Beef producers are sometimes interested in obtaining frozen colostrum from dairy operations which regularly freeze and store colostrum. When considering this option it is important to remember two potential issues. First, colostrum from dairy cows is much less concentrated than that of beef cows so it will require a greater volume to impart the same immunity if using dairy-derived colostrum. Additionally, several infectious diseases are more prevalent in dairies than in beef operations and when using dairy-derived colostrum, biosecurity has to be a concern.  At a minimum, you should be confident that all stored/frozen colostrum is free of blood, mastitis organisms, Johne’s disease, bovine leukemia virus and fecal contamination.

Numerous commercial products are available to replace or supplement maternal colostrum. Most colostrum products are manufactured using bovine colostrum, whey, or bovine serum as sources of IgG. Products derived from bovine serum are preferable because they are most likely to result in the highest transfer of IgG to the calf. Commercial colostrum products are generally labeled as either colostrum supplements or colostrum replacements. Colostrum supplements generally have less than 100 g of IgG per dose and are meant to be used as a supplement to maternal colostrum. Given alone, colostrum supplements lack the IgG concentration necessary to prevent failure of passive transfer and they lack the necessary nutritional components to ensure calf survival and health. Colostrum supplements can be very useful to offer additional colostrum when the calf receives some maternal colostrum but concentration or volume offered by the dam is insufficient. 
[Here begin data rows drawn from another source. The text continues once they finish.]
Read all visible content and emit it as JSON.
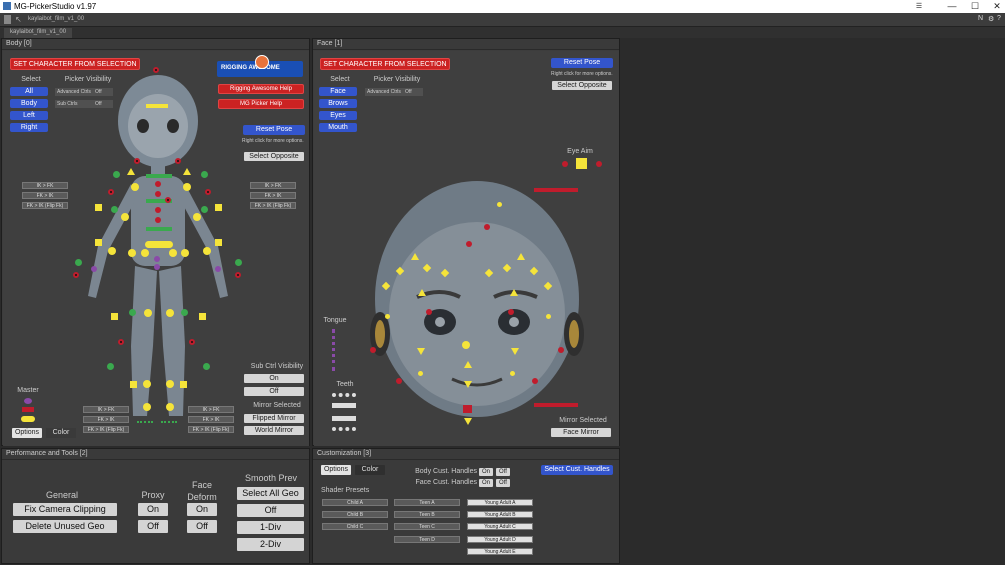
{
  "window": {
    "title": "MG-PickerStudio v1.97",
    "minimize": "—",
    "maximize": "☐",
    "close": "✕"
  },
  "toolbar": {
    "file_title": "kaylaibot_film_v1_00"
  },
  "tabs": [
    {
      "label": "kaylaibot_film_v1_00"
    }
  ],
  "body_panel": {
    "title": "Body [0]",
    "set_char_button": "SET CHARACTER FROM SELECTION",
    "select_label": "Select",
    "picker_visibility_label": "Picker Visibility",
    "select_buttons": [
      "All",
      "Body",
      "Left",
      "Right"
    ],
    "advanced_ctrls": {
      "label": "Advanced Ctrls",
      "value": "Off"
    },
    "sub_ctrls": {
      "label": "Sub Ctrls",
      "value": "Off"
    },
    "logo_text": "RIGGING AWESOME",
    "help_buttons": [
      "Rigging Awesome Help",
      "MG Picker Help"
    ],
    "reset_pose": "Reset Pose",
    "reset_hint": "Right click for more options.",
    "select_opposite": "Select Opposite",
    "ikfk_left": [
      "IK > FK",
      "FK > IK",
      "FK > IK (Flip Fk)"
    ],
    "ikfk_right": [
      "IK > FK",
      "FK > IK",
      "FK > IK (Flip Fk)"
    ],
    "ikfk_leg_left": [
      "IK > FK",
      "FK > IK",
      "FK > IK (Flip Fk)"
    ],
    "ikfk_leg_right": [
      "IK > FK",
      "FK > IK",
      "FK > IK (Flip Fk)"
    ],
    "sub_ctrl_visibility": {
      "label": "Sub Ctrl Visibility",
      "on": "On",
      "off": "Off"
    },
    "mirror_selected": {
      "label": "Mirror Selected",
      "flipped": "Flipped Mirror",
      "world": "World Mirror"
    },
    "master_label": "Master",
    "options": "Options",
    "color": "Color"
  },
  "face_panel": {
    "title": "Face [1]",
    "set_char_button": "SET CHARACTER FROM SELECTION",
    "select_label": "Select",
    "picker_visibility_label": "Picker Visibility",
    "select_buttons": [
      "Face",
      "Brows",
      "Eyes",
      "Mouth"
    ],
    "advanced_ctrls": {
      "label": "Advanced Ctrls",
      "value": "Off"
    },
    "reset_pose": "Reset Pose",
    "reset_hint": "Right click for more options.",
    "select_opposite": "Select Opposite",
    "eye_aim": "Eye Aim",
    "tongue": "Tongue",
    "teeth": "Teeth",
    "mirror_selected": {
      "label": "Mirror Selected",
      "face_mirror": "Face Mirror"
    }
  },
  "perf_panel": {
    "title": "Performance and Tools [2]",
    "general": {
      "label": "General",
      "buttons": [
        "Fix Camera Clipping",
        "Delete Unused Geo"
      ]
    },
    "proxy": {
      "label": "Proxy",
      "on": "On",
      "off": "Off"
    },
    "face_deform": {
      "label": "Face\nDeform",
      "on": "On",
      "off": "Off"
    },
    "smooth_prev": {
      "label": "Smooth Prev",
      "buttons": [
        "Select All Geo",
        "Off",
        "1-Div",
        "2-Div"
      ]
    }
  },
  "custom_panel": {
    "title": "Customization [3]",
    "options": "Options",
    "color": "Color",
    "body_cust": {
      "label": "Body Cust. Handles",
      "on": "On",
      "off": "Off"
    },
    "face_cust": {
      "label": "Face Cust. Handles",
      "on": "On",
      "off": "Off"
    },
    "select_cust": "Select Cust. Handles",
    "shader_presets": "Shader Presets",
    "child": [
      "Child A",
      "Child B",
      "Child C"
    ],
    "teen": [
      "Teen A",
      "Teen B",
      "Teen C",
      "Teen D"
    ],
    "adult": [
      "Young Adult A",
      "Young Adult B",
      "Young Adult C",
      "Young Adult D",
      "Young Adult E"
    ]
  },
  "colors": {
    "accent_red": "#cc2222",
    "accent_blue": "#3355cc",
    "ctrl_yellow": "#f5e43a",
    "ctrl_red": "#c01c2c",
    "ctrl_green": "#3aa94e"
  }
}
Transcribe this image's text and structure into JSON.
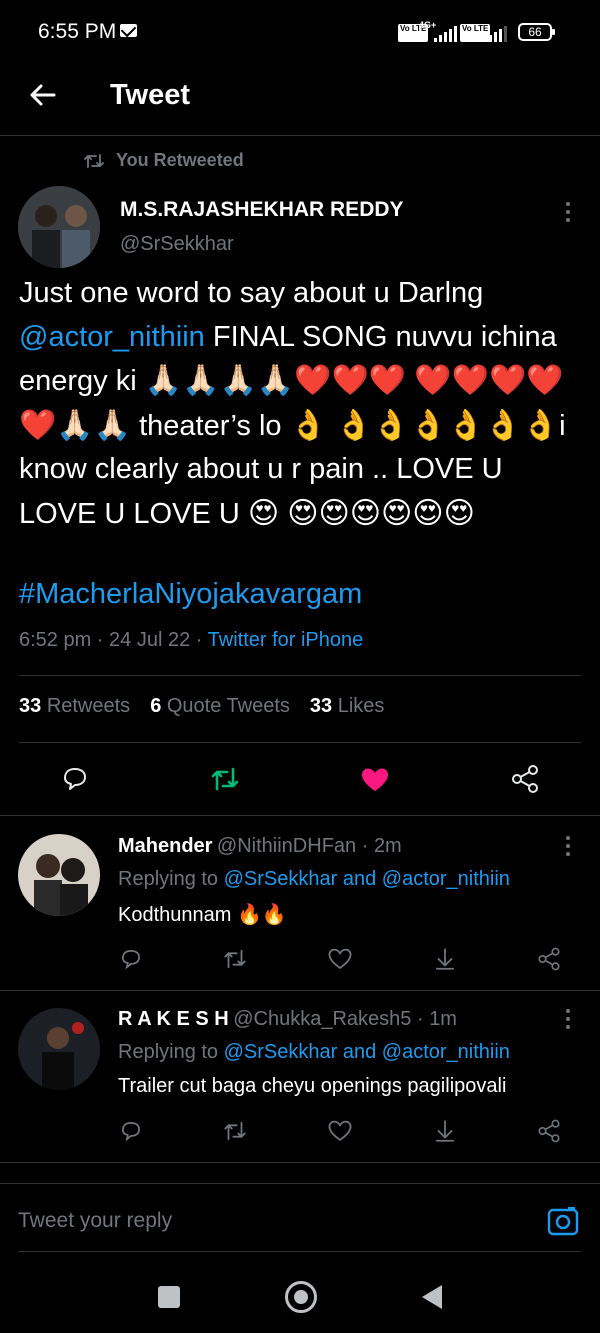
{
  "status_bar": {
    "time": "6:55 PM",
    "network_label": "4G+",
    "sim1_badge": "Vo LTE",
    "sim2_badge": "Vo LTE",
    "battery": "66"
  },
  "header": {
    "title": "Tweet"
  },
  "main_tweet": {
    "retweeted_label": "You Retweeted",
    "author_name": "M.S.RAJASHEKHAR REDDY",
    "author_handle": "@SrSekkhar",
    "text_part1": "Just one word to say about u Darlng ",
    "mention": "@actor_nithiin",
    "text_part2": " FINAL SONG nuvvu ichina energy ki ",
    "emoji_line1": "🙏🏻🙏🏻🙏🏻🙏🏻❤️❤️❤️",
    "emoji_line2": "❤️❤️❤️❤️❤️🙏🏻🙏🏻",
    "text_part3": " theater’s lo ",
    "emoji_ok1": "👌",
    "emoji_ok2": "👌👌👌👌👌👌",
    "text_part4": "i know clearly about u r pain .. LOVE U LOVE U LOVE U ",
    "emoji_love": "😍",
    "emoji_love_row": "😍😍😍😍😍😍",
    "hashtag": "#MacherlaNiyojakavargam",
    "time": "6:52 pm",
    "date": "24 Jul 22",
    "source": "Twitter for iPhone",
    "retweets_count": "33",
    "retweets_label": "Retweets",
    "quotes_count": "6",
    "quotes_label": "Quote Tweets",
    "likes_count": "33",
    "likes_label": "Likes",
    "dot_sep": " · "
  },
  "replies": [
    {
      "name": "Mahender",
      "handle": "@NithiinDHFan",
      "age": "2m",
      "replying_prefix": "Replying to ",
      "replying_to": "@SrSekkhar and @actor_nithiin",
      "text": "Kodthunnam",
      "emoji": "🔥🔥"
    },
    {
      "name": "R A K E S H",
      "handle": "@Chukka_Rakesh5",
      "age": "1m",
      "replying_prefix": "Replying to ",
      "replying_to": "@SrSekkhar and @actor_nithiin",
      "text": "Trailer cut baga cheyu openings pagilipovali"
    }
  ],
  "reply_bar": {
    "placeholder": "Tweet your reply"
  },
  "colors": {
    "accent": "#1d9bf0",
    "like": "#f91880",
    "retweet": "#00ba7c",
    "muted": "#71767b"
  },
  "icons": [
    "back-arrow-icon",
    "retweet-icon",
    "more-icon",
    "reply-icon",
    "like-icon",
    "share-icon",
    "camera-icon",
    "nav-square-icon",
    "nav-circle-icon",
    "nav-back-icon"
  ]
}
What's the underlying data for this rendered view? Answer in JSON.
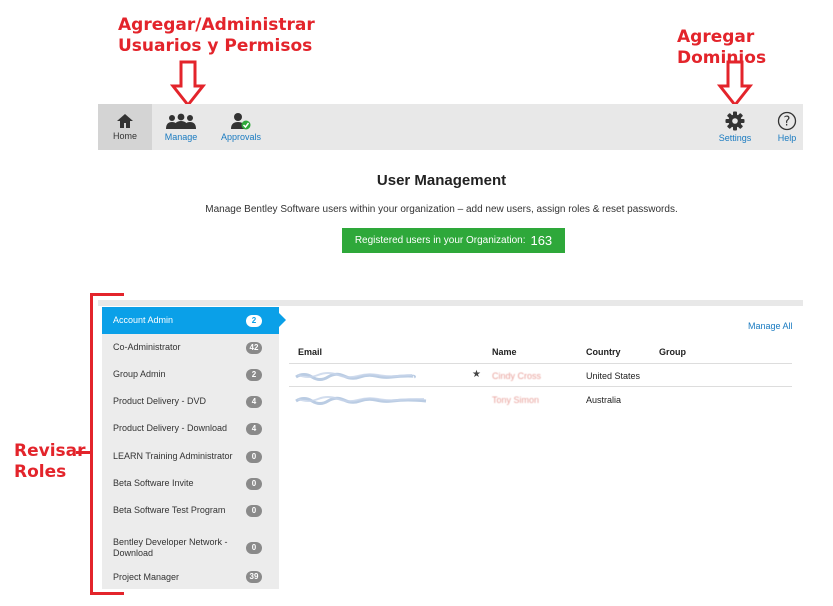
{
  "annotations": {
    "manage_note_line1": "Agregar/Administrar",
    "manage_note_line2": "Usuarios y Permisos",
    "settings_note": "Agregar Dominios",
    "roles_note_line1": "Revisar",
    "roles_note_line2": "Roles",
    "color": "#e3242b"
  },
  "toolbar": {
    "items": [
      {
        "label": "Home",
        "icon": "home-icon",
        "active": true
      },
      {
        "label": "Manage",
        "icon": "users-icon"
      },
      {
        "label": "Approvals",
        "icon": "user-check-icon"
      },
      {
        "label": "Settings",
        "icon": "gear-icon"
      },
      {
        "label": "Help",
        "icon": "help-icon"
      }
    ]
  },
  "page": {
    "title": "User Management",
    "subtitle": "Manage Bentley Software users within your organization – add new users, assign roles & reset passwords.",
    "registered_label": "Registered users in your Organization:",
    "registered_count": "163",
    "accent": "#2ea83a"
  },
  "roles": [
    {
      "label": "Account Admin",
      "count": "2",
      "active": true
    },
    {
      "label": "Co-Administrator",
      "count": "42"
    },
    {
      "label": "Group Admin",
      "count": "2"
    },
    {
      "label": "Product Delivery - DVD",
      "count": "4"
    },
    {
      "label": "Product Delivery - Download",
      "count": "4"
    },
    {
      "label": "LEARN Training Administrator",
      "count": "0"
    },
    {
      "label": "Beta Software Invite",
      "count": "0"
    },
    {
      "label": "Beta Software Test Program",
      "count": "0"
    },
    {
      "label": "Bentley Developer Network - Download",
      "count": "0"
    },
    {
      "label": "Project Manager",
      "count": "39"
    }
  ],
  "table": {
    "manage_all": "Manage All",
    "headers": {
      "email": "Email",
      "name": "Name",
      "country": "Country",
      "group": "Group"
    },
    "rows": [
      {
        "name": "Cindy Cross",
        "country": "United States",
        "starred": true
      },
      {
        "name": "Tony Simon",
        "country": "Australia",
        "starred": false
      }
    ]
  }
}
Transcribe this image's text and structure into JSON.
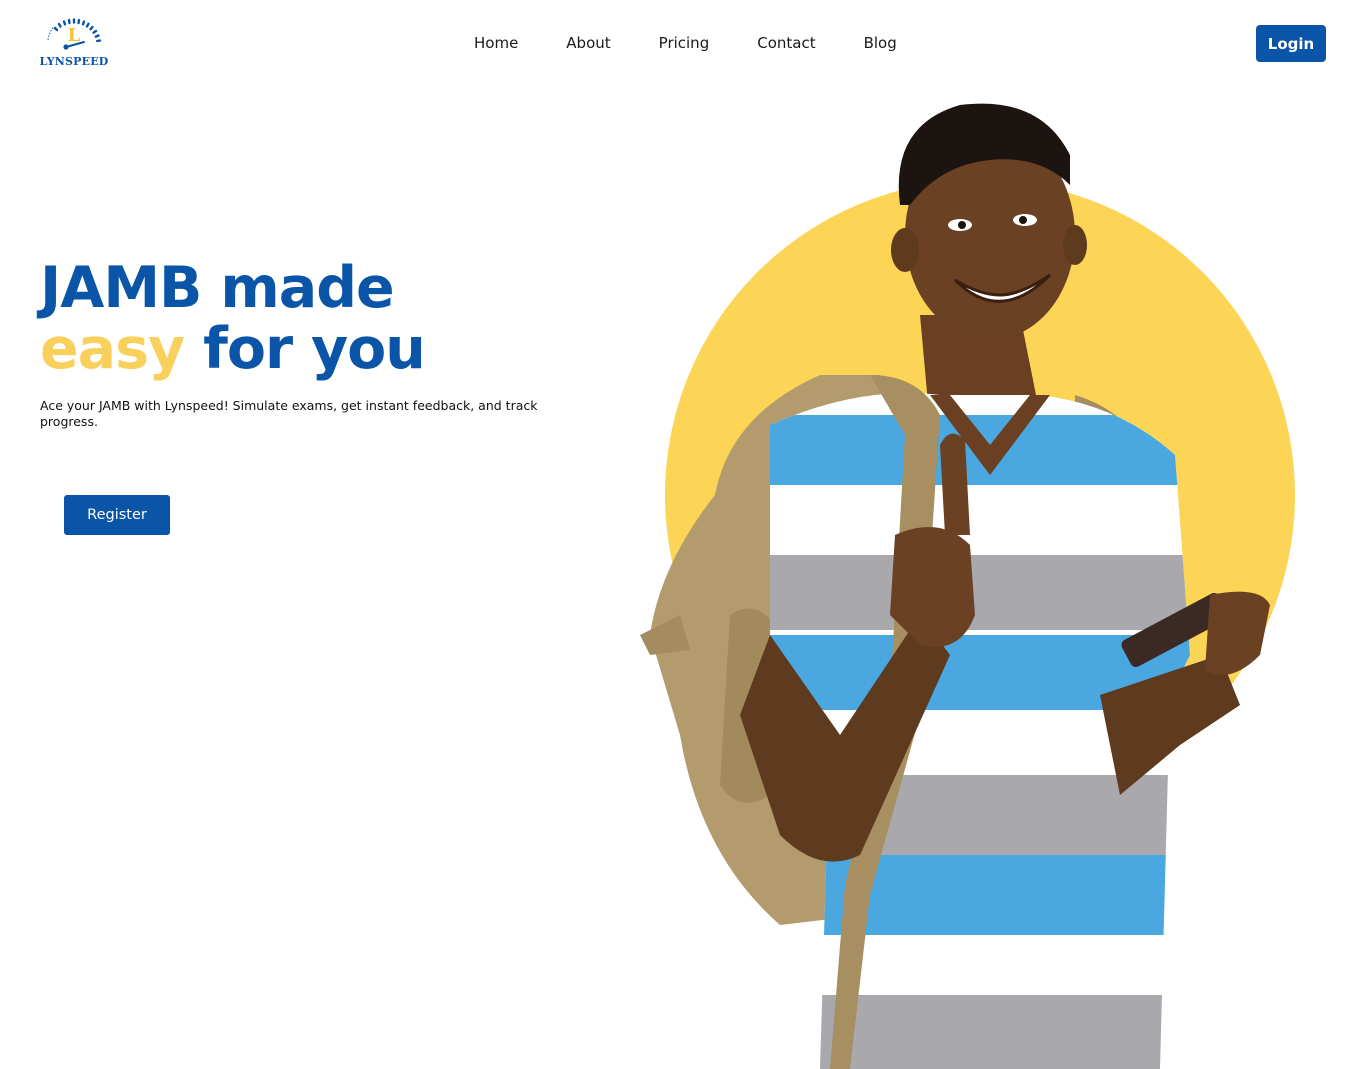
{
  "brand": {
    "logo_letter": "L",
    "logo_text": "LYNSPEED",
    "primary_color": "#0b55a8",
    "accent_color": "#f9d05c"
  },
  "nav": {
    "items": [
      {
        "label": "Home"
      },
      {
        "label": "About"
      },
      {
        "label": "Pricing"
      },
      {
        "label": "Contact"
      },
      {
        "label": "Blog"
      }
    ],
    "login_label": "Login"
  },
  "hero": {
    "title_line1": "JAMB made",
    "title_accent": "easy",
    "title_line2_rest": " for you",
    "subtitle": "Ace your JAMB with Lynspeed! Simulate exams, get instant feedback, and track progress.",
    "register_label": "Register"
  },
  "hero_image": {
    "icon": "student-thumbs-up-photo",
    "circle_color": "#fcd456"
  }
}
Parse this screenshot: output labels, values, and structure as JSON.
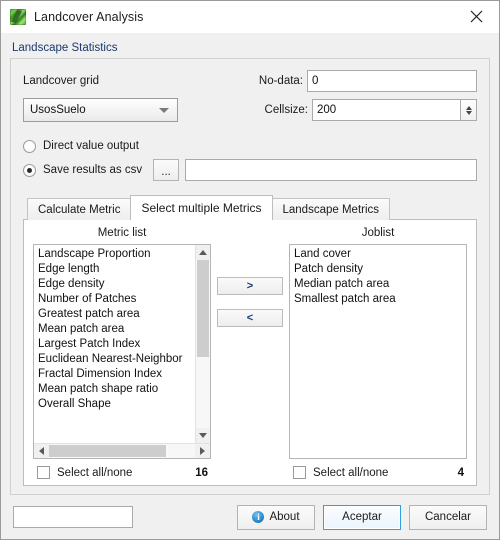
{
  "window": {
    "title": "Landcover Analysis",
    "icon": "landcover-map-icon",
    "close_label": "close-icon"
  },
  "group": {
    "label": "Landscape Statistics"
  },
  "grid_section": {
    "grid_label": "Landcover grid",
    "grid_value": "UsosSuelo",
    "nodata_label": "No-data:",
    "nodata_value": "0",
    "cellsize_label": "Cellsize:",
    "cellsize_value": "200"
  },
  "output": {
    "direct_label": "Direct value output",
    "direct_selected": false,
    "csv_label": "Save results as csv",
    "csv_selected": true,
    "browse_label": "...",
    "csv_path_value": "",
    "csv_path_placeholder": ""
  },
  "tabs": [
    {
      "label": "Calculate Metric",
      "active": false
    },
    {
      "label": "Select multiple Metrics",
      "active": true
    },
    {
      "label": "Landscape Metrics",
      "active": false
    }
  ],
  "lists": {
    "metric_header": "Metric list",
    "joblist_header": "Joblist",
    "metric_items": [
      "Landscape Proportion",
      "Edge length",
      "Edge density",
      "Number of Patches",
      "Greatest patch area",
      "Mean patch area",
      "Largest Patch Index",
      "Euclidean Nearest-Neighbor",
      "Fractal Dimension Index",
      "Mean patch shape ratio",
      "Overall Shape"
    ],
    "job_items": [
      "Land cover",
      "Patch density",
      "Median patch area",
      "Smallest patch area"
    ],
    "add_button": ">",
    "remove_button": "<",
    "metric_select_all_label": "Select all/none",
    "metric_count": "16",
    "job_select_all_label": "Select all/none",
    "job_count": "4"
  },
  "footer": {
    "status_value": "",
    "about_label": "About",
    "accept_label": "Aceptar",
    "cancel_label": "Cancelar"
  }
}
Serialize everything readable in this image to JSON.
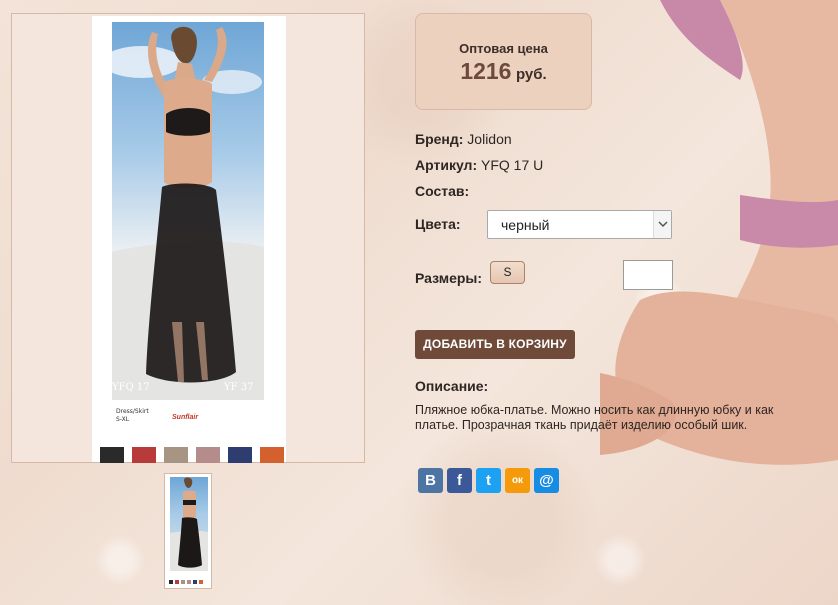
{
  "product": {
    "price_label": "Оптовая цена",
    "price_value": "1216",
    "price_currency": "руб.",
    "brand_key": "Бренд:",
    "brand_value": "Jolidon",
    "sku_key": "Артикул:",
    "sku_value": "YFQ 17 U",
    "composition_key": "Состав:",
    "colors_key": "Цвета:",
    "color_selected": "черный",
    "sizes_key": "Размеры:",
    "size_option": "S",
    "add_to_cart": "ДОБАВИТЬ В КОРЗИНУ",
    "description_key": "Описание:",
    "description": "Пляжное юбка-платье. Можно носить как длинную юбку и как платье. Прозрачная ткань придаёт изделию особый шик."
  },
  "image": {
    "caption_line1": "Dress/Skirt",
    "caption_line2": "S-XL",
    "code_left": "YFQ 17",
    "code_right": "YF 37",
    "swatch_colors": [
      "#2a2a2a",
      "#b83a3a",
      "#a89482",
      "#b48c8a",
      "#2d3d70",
      "#d4602e"
    ]
  },
  "share": {
    "icons": [
      {
        "name": "vk-icon",
        "glyph": "В",
        "color": "#4c75a3"
      },
      {
        "name": "facebook-icon",
        "glyph": "f",
        "color": "#3b5998"
      },
      {
        "name": "twitter-icon",
        "glyph": "t",
        "color": "#1da1f2"
      },
      {
        "name": "odnoklassniki-icon",
        "glyph": "ок",
        "color": "#f59a0b"
      },
      {
        "name": "mail-icon",
        "glyph": "@",
        "color": "#168de2"
      }
    ]
  }
}
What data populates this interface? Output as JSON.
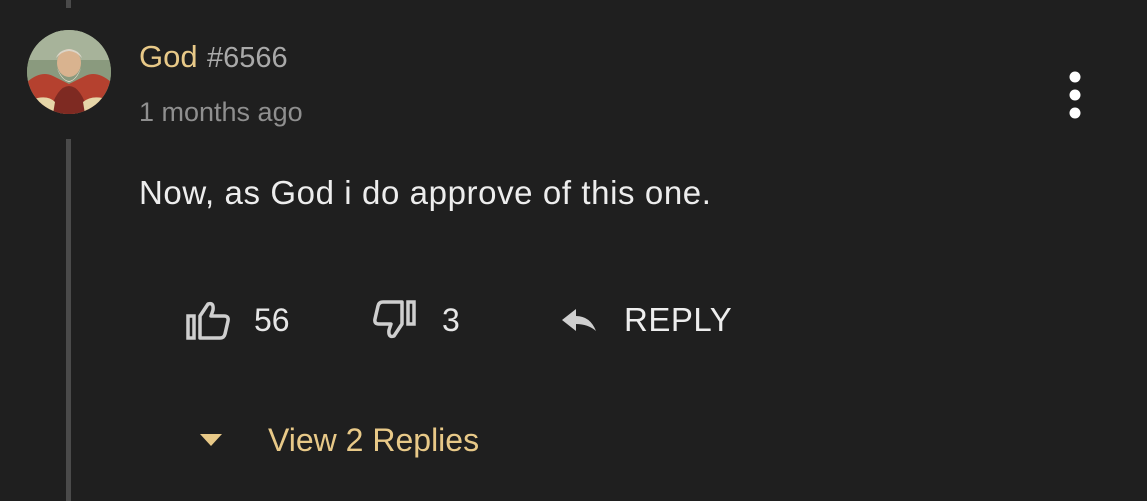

Colostrum replacements generally have greater than 100 g of IgG per dose and are meant to be used as a replacement when maternal colostrum is completely unavailable. Colostrum replacements are also formulated to supply the necessary nutrients required by the calf. Colostrum replacements are more expensive than colostrum supplements because they are more concentrated with antibodies and nutrients but may be worth the investment if you have to completely replace maternal colostrum. However, commercial colostrum replacers are never as good as fresh or frozen beef colostrum.

Contributors
Grant Dewell Renée Dewell Katy Lippolis

Associate Professor
Vet Diagnostic & Production Animal Med
gdewell@iastate.edu
515-294-2822

Veterinary Specialist
Center for Food Security/Public Health
rdewell@iastate.edu
970-231-9654